ACPI Control Method battery driver. This is the minidriver for most batteries.


SmartBattery driver. The minidriver for a specific type of battery called a SmartBattery. Duracell mainly manufactures Smartbatteries.


Power Control Panel


Manages policies in the Registry. This file loads twice. Once before the login with default settings and a second time after login with policy settings.


Systray Battery Meter


  1. Discover if the BIOS supports ACPI or APM.
  2. Disable any programs running in the background.
  3. Disable power management in the system’s BIOS.
  4. Force APM 1.0 mode in device manager.
  5. Disable power status polling in device manager.
  6. Check the [BadACPIBios] list in %windir%\inf\machine.inf. If the customer has the same in the listing, check the vendor for an update.

Points to Remember

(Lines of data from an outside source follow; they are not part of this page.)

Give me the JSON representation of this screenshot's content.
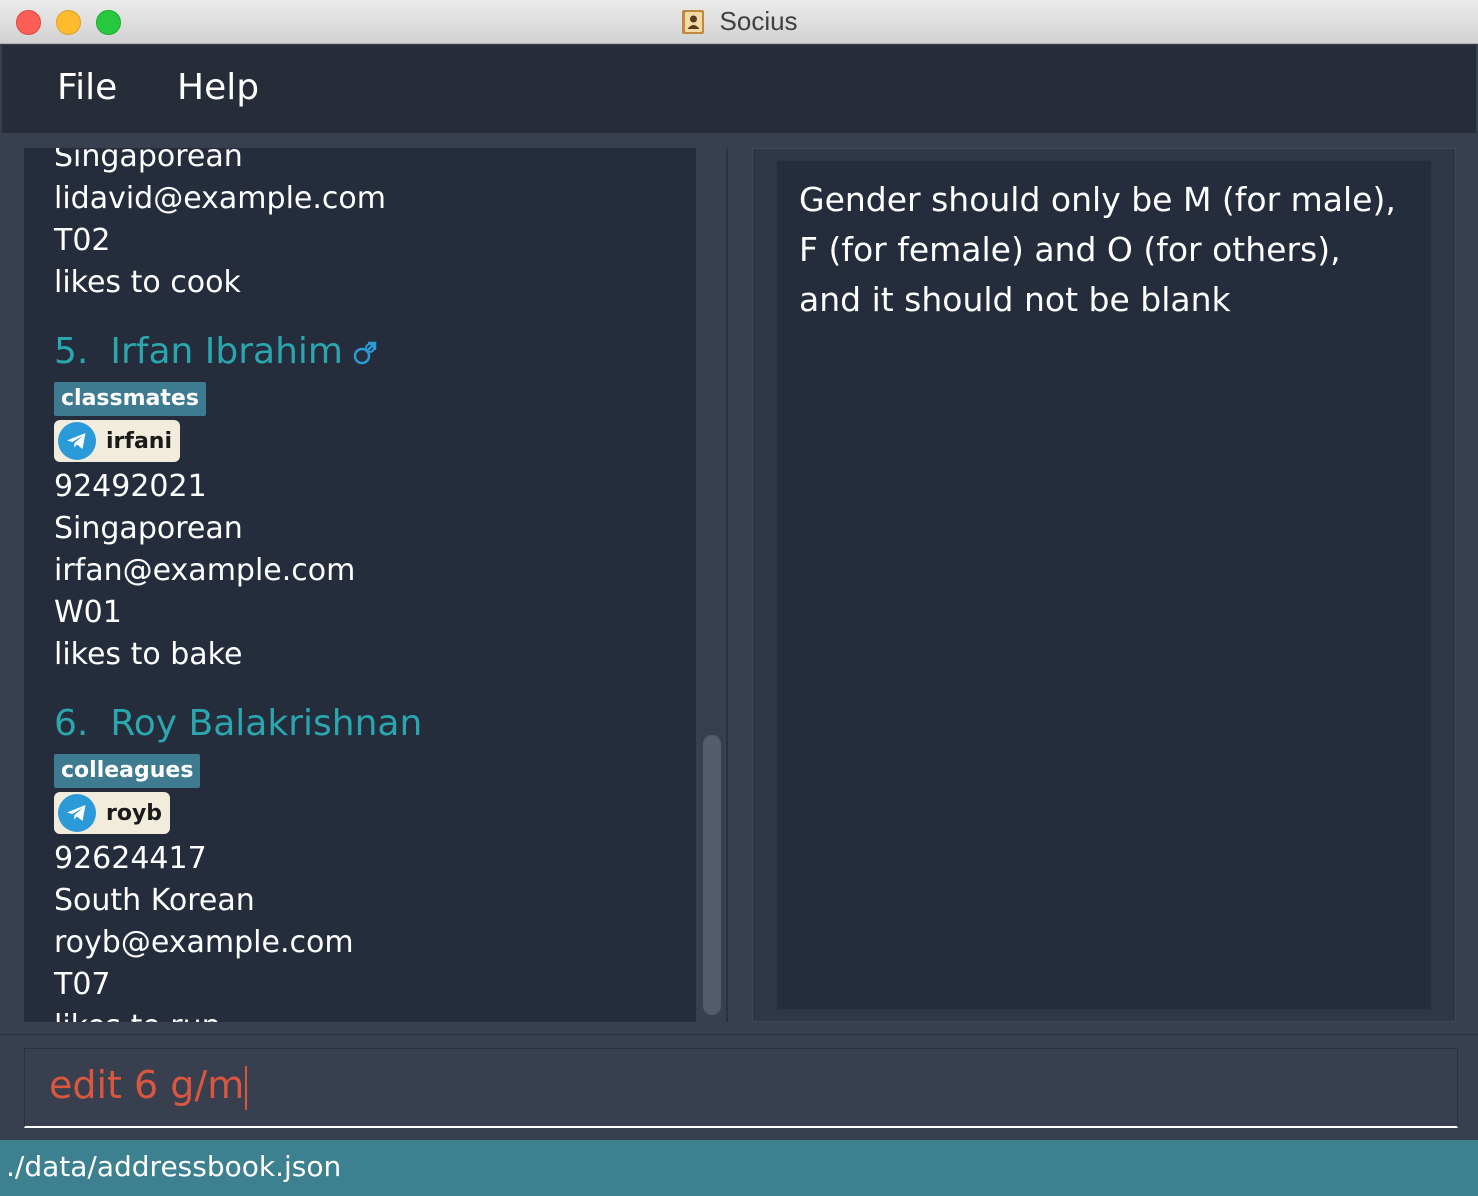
{
  "window": {
    "title": "Socius"
  },
  "menu": {
    "file": "File",
    "help": "Help"
  },
  "partial_card": {
    "nationality": "Singaporean",
    "email": "lidavid@example.com",
    "tutorial_group": "T02",
    "remark": "likes to cook"
  },
  "cards": [
    {
      "index": "5.",
      "name": "Irfan Ibrahim",
      "gender_icon": "male-symbol-icon",
      "tag": "classmates",
      "telegram": "irfani",
      "phone": "92492021",
      "nationality": "Singaporean",
      "email": "irfan@example.com",
      "tutorial_group": "W01",
      "remark": "likes to bake"
    },
    {
      "index": "6.",
      "name": "Roy Balakrishnan",
      "tag": "colleagues",
      "telegram": "royb",
      "phone": "92624417",
      "nationality": "South Korean",
      "email": "royb@example.com",
      "tutorial_group": "T07",
      "remark": "likes to run"
    }
  ],
  "result": {
    "message": "Gender should only be M (for male), F (for female) and O (for others), and it should not be blank"
  },
  "command": {
    "value": "edit 6 g/m"
  },
  "status": {
    "file_path": "./data/addressbook.json"
  },
  "colors": {
    "name_accent": "#2aa6ae",
    "tag_bg": "#3e7b91",
    "command_error": "#d9573e",
    "status_bar": "#3d8090",
    "telegram_blue": "#2a9ad8"
  }
}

  • On-Now is an overall power management plan that includes hardware, operating system and application support. However, you must have an ACPI compliant BIOS to make use of this power management.
  • ACPI is a new BIOS specification using the Windows Driver Model that gives power management responsibility to the operation system.
  • ACPI has four power management states and are related to each other in terms of power used versus context retained. The states range from D0 Fully-On assuming the highest level of power consumption to D3 Off: which means power has been fully removed from the device. Power management settings are made in Control Panel - Power Management.
  • In troubleshooting On-Now and ACPI, first thing to ask the customer is "Does the machine support the ACPI specification?" ACPI requires changes in both the BIOS and the chipset on the motherboard for full implementation.